The First Five Pages
What can an agent tell from the first five pages of your manuscript?
According to Noah Lukeman, plenty.
The First Five Pages: A Writer’s Guide to Staying Out of the Rejection Pile analyzes the types of mistakes that appear in “99 percent” of the unsolicited manuscripts received by agents and editors.
His experience as a literary agent who has read thousands of manuscripts has led Lukeman to this conclusion:
From Texas to Oklahoma to California to England to Turkey to Japan, writers are doing the exact same things wrong.
The purpose of his book is to show writers how to be their own first readers. The First Five Pages
assumes that by scrutinizing a few pages closely enough–particularly the first few–you can make a determination for the whole. It assumes that if you find one line of extraneous dialogue on page 1, you will likely find one line of extraneous dialogue on each page to come.

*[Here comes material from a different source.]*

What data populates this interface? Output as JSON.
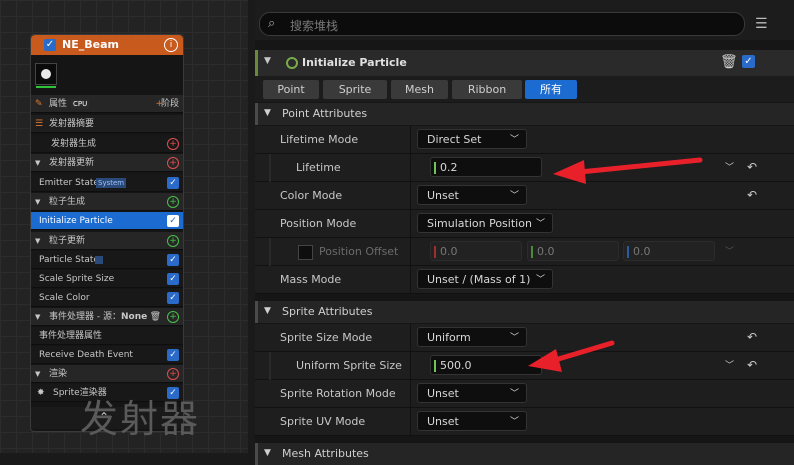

Even before he gets to a discussion of such things as dialogue, characterization, and point of view, Lukeman emphasizes the importance of Presentation.
By Presentation he means such purely mechanical matters as paper, margins, and enclosing a stamped addressed envelope. No matter how great the artistic merit of a manuscript, careless packaging can keep it from taken seriously. Such inattention to detail, says Lukeman,
may signal carelessness, sloppiness, ignorance or defiance of the industry’s standards; that the writer doesn’t care enough to do the minimum amount of research to make a manuscript industry presentable. Often when a writer’s presentation is careless, his writing is too.
I especially like what Lukeman has to say about the importance of an extensive vocabulary in creating a clear, specific, distinctive style. He notes a dearth of vocabulary in the work of modern writers:
It is as if all of today’s writers were working from a high school-level vocabulary–and writers who do use unusual words more ofen than not misuse them
He encourages writers to enrich their vocabulary by learning not just a word’s current meaning, but its origin and history as well–not for mere erudition, but in order to fix the word in the writer’s mind and make it his own. This “extra” lore is what I call “iceberg information,” knowledge that floats below the surface of the writing, adding substance without show.
Barely 200 pages in length, Lukeman’s guide puts the writer in the mind of the agent, packing a lot of insight into a small space. The chapters are brief, but to the point, and each one is followed by writing exercises.
For the author who has a novel ready to market, The First Five Pages is a valuable tool for the final revision.